Exercise :: Pull every line holding the string "NIRA" from the records below.

--- START ---

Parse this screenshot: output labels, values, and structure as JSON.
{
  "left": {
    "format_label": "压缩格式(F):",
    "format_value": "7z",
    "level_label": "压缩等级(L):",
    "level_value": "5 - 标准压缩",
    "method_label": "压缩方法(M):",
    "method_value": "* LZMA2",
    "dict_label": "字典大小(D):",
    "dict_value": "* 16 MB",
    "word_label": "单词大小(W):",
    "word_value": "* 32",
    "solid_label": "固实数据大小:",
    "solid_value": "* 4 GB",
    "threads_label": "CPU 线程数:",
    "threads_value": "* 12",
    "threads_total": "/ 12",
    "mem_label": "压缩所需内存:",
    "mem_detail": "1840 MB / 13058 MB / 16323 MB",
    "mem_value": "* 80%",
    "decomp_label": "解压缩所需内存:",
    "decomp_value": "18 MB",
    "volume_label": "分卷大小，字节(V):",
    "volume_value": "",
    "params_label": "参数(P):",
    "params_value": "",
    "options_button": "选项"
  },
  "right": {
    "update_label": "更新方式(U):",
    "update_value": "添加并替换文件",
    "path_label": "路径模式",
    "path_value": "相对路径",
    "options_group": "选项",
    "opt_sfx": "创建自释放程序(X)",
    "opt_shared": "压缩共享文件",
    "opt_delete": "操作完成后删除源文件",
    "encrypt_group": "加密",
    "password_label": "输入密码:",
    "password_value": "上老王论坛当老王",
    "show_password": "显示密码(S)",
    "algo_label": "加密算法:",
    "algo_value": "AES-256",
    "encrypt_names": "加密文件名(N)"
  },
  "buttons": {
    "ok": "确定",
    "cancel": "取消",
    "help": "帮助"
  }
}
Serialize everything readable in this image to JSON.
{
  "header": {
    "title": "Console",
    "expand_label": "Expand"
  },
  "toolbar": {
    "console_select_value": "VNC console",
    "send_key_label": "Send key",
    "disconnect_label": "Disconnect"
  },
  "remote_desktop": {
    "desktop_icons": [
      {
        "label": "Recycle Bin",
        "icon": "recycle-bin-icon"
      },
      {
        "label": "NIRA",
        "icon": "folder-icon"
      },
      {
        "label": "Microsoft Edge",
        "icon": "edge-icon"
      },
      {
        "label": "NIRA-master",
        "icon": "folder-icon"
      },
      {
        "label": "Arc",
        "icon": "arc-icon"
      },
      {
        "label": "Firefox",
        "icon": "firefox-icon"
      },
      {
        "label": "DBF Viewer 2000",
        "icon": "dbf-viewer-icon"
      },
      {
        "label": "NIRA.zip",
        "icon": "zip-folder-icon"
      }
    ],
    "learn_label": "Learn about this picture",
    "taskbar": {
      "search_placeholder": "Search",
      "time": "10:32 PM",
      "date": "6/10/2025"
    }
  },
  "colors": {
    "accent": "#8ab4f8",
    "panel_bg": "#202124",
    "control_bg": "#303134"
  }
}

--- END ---

Reply to the exercise ::
        "label": "NIRA",
        "label": "NIRA-master",
        "label": "NIRA.zip",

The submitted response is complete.